Driver assistance and safety systems help prevent accidents. At VisionZeroWorld we explain how ABS, ESP and other safety-related systems work. This time it’s the turn of Lane Keeping Assist.
A long and tiring day at work has come to an end: time to clamber into my car and head for home at last! I hardly even notice the quiet background music on the radio as I drive along the almost empty country roads. I’m starting to feel drowsy. The car gradually edges left, approaching the lane marking and threatening to stray onto the wrong side of the road. But then, as if by magic, it gets itself back on course and stays in lane – thanks to the lane keeping assistant. The first manufacturers started to install this these systems into their customers’ cars as an optional extra shortly after the turn of the millennium.

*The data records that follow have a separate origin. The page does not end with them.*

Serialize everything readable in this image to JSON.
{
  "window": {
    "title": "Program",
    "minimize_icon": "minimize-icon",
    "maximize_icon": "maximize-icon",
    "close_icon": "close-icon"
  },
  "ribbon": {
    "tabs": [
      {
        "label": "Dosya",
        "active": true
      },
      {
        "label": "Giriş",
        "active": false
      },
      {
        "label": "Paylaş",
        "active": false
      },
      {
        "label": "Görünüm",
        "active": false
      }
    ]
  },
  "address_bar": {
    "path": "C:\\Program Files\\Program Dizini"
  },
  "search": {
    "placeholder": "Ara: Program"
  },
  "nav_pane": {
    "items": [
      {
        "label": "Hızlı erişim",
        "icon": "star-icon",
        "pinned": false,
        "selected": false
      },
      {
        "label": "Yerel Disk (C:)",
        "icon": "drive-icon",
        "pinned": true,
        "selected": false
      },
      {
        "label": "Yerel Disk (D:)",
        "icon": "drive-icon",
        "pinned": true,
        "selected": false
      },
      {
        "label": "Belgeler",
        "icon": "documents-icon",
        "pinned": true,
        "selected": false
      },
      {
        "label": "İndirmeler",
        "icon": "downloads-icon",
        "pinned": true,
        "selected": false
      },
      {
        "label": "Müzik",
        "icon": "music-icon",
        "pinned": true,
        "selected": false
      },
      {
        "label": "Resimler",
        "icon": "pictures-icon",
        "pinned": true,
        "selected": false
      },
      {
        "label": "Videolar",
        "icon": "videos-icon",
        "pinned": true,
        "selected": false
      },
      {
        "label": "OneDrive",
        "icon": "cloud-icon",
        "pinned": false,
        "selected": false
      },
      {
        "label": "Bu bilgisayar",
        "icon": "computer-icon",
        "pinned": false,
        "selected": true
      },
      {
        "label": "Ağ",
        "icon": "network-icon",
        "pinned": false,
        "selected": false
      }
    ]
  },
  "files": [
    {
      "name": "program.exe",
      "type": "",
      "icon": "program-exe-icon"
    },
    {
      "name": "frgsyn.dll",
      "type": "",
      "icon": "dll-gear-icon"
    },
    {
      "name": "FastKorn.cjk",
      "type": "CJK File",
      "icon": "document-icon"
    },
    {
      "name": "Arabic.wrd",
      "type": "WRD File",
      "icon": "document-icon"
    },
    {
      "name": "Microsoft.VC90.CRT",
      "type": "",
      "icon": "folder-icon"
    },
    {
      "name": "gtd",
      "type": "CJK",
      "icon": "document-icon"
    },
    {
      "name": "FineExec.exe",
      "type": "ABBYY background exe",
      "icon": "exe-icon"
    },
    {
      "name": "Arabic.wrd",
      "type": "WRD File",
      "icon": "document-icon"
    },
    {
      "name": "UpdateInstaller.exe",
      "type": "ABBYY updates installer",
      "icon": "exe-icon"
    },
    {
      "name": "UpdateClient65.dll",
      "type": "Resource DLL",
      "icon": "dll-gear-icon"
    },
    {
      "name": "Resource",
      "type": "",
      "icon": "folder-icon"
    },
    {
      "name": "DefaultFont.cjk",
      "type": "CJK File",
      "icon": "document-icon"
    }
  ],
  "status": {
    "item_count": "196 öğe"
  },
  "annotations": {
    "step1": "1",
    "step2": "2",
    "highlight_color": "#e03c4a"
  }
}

The Nissan Cima was the first car to feature Lane Keeping Assist (LKAS), a further development of the lane departure warning system (LDWS), as of 2001. With both of these technologies, integrated video cameras track the road markings and detect any change in the distance to either side of the vehicle. A camera, like the Multi-Function Mono Camera offered by Continental for example, is normally mounted behind the windshield of a car, from where it registers not only lane markings but road signs as well. It is usually concealed in a casing behind the rear-view mirror. If the vehicle threatens to veer out of lane, the lane departure warning system, also offered by Continental, alerts the driver by means of an acoustic or haptic alarm. Depending on the make of car, the steering wheel or the driver’s seat will vibrate, or an acoustic warning will sound, prompting the driver to get the vehicle back on course. According to a study carried out by the German Federal Ministry of Education and Research, these systems can prevent more than half of all accidents caused by straying out of lane.
The LKAS system goes a step further: Lane Keeping Assist can actively intervene to keep the car in lane. Depending on the distance to the curb or median strip, the system intervenes to a different extent – in most cases by electronically amplifying the steering force. Audi for example offers Active Lane Assist for its A6 mid-series sedan, which uses image processing software to evaluate the data from the on-board camera and then eases the car back on course with discreet steering interventions. If a lane marking is crossed, by way of additional warning the steering wheel starts to vibrate. The lane keeping assistants in the Ford Focus or the Lexus LS, for example, work in a similar way.
Lane keeping systems can normally be used at speeds of 60 to 180 km/h and must be activated by the driver. Internal algorithms determine whether the person behind the wheel is alert and attentive. If not, the systems first give the driver a warning and then switch themselves off; this ensures that the responsibility remains with the driver. Also, the camera-based systems only work when the windshield is clean and the road markings are clearly visible. For this reason, Mercedes combines its camera-based Steering Assist with a radar system that is activated when another vehicle is driving in front, which it then tracks. Citroën does without cameras, and since 2004 has used infrared sensors that detect road markings and trigger a warning signal for the driver.
Whether it be cameras, sensors or radar, all of these technologies can make our roads safer. After all, according to the German Federal Statistical Office, one third of accidents occurring outside built-up areas are the result of vehicles “veering off the road”. Lane Keeping Assist can help eliminate this type of accident – not least after a long, tiring day at work.